WORK TO BE COMPLETED => Each line in the records below that has the word "label" should be copied.

───── RECORDS ─────

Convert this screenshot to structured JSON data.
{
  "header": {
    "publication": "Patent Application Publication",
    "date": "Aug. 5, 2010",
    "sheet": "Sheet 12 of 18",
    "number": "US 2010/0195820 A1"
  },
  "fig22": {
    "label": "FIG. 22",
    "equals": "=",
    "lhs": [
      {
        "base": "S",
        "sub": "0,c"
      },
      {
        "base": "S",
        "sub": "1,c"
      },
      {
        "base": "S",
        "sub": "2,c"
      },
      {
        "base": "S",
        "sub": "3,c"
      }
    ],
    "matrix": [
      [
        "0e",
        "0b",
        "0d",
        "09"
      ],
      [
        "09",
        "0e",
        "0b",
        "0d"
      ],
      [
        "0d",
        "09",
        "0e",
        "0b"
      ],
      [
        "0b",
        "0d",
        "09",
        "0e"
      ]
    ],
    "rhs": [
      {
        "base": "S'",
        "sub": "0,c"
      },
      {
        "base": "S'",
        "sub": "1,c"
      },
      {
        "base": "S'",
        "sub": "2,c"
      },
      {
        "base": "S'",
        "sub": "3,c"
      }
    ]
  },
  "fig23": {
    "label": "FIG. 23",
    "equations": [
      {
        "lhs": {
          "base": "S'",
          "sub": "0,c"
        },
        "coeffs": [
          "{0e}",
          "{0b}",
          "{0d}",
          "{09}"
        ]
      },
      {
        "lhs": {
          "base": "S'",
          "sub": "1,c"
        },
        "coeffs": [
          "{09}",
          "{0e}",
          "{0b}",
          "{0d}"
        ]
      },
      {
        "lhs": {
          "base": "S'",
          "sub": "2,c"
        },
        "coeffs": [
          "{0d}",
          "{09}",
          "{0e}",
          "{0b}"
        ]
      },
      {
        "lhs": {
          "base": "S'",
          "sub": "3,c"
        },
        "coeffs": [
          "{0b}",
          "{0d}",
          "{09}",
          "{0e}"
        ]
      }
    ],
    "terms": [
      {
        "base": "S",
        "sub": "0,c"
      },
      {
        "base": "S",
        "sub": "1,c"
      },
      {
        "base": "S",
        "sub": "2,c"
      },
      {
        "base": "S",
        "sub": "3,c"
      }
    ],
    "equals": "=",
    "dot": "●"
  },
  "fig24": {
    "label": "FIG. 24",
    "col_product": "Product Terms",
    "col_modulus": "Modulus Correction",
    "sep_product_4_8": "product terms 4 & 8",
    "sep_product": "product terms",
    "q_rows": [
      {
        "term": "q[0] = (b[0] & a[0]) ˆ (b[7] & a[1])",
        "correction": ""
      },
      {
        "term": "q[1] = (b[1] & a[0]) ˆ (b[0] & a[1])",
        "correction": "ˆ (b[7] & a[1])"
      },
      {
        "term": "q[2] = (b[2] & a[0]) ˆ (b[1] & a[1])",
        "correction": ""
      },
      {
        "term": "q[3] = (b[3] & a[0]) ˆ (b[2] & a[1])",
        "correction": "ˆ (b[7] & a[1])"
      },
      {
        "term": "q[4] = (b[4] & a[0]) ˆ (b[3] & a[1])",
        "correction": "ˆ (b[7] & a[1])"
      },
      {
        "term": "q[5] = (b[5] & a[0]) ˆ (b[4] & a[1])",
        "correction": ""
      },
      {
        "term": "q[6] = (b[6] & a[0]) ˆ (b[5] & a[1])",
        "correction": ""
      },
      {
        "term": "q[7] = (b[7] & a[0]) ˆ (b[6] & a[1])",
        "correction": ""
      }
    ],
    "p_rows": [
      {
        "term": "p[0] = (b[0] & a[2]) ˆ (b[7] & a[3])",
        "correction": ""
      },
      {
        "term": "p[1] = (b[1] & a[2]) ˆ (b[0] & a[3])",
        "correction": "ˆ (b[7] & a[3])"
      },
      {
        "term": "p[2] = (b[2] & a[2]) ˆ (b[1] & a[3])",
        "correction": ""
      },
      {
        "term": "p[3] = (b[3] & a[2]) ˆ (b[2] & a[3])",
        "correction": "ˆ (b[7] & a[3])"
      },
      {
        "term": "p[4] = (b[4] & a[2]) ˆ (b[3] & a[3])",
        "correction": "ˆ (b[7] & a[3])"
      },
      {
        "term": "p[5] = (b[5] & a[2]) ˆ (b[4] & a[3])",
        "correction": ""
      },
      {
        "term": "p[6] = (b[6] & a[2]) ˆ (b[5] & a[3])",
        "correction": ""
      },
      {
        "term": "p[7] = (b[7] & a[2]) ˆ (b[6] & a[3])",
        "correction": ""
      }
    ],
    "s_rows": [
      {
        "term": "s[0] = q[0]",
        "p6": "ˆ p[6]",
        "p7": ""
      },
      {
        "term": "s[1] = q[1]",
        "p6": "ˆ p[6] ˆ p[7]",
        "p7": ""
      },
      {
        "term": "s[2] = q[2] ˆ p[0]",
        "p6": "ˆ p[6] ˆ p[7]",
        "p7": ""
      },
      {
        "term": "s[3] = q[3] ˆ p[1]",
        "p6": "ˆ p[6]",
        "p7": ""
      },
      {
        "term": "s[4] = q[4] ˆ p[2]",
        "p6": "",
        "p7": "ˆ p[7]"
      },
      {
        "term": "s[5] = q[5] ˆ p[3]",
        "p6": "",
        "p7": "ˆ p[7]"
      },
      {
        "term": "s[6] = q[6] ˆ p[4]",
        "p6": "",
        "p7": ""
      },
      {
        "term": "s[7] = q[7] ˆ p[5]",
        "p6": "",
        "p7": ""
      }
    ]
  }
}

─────

ANSWER BOX =>
    "label": "FIG. 22",
    "label": "FIG. 23",
    "label": "FIG. 24",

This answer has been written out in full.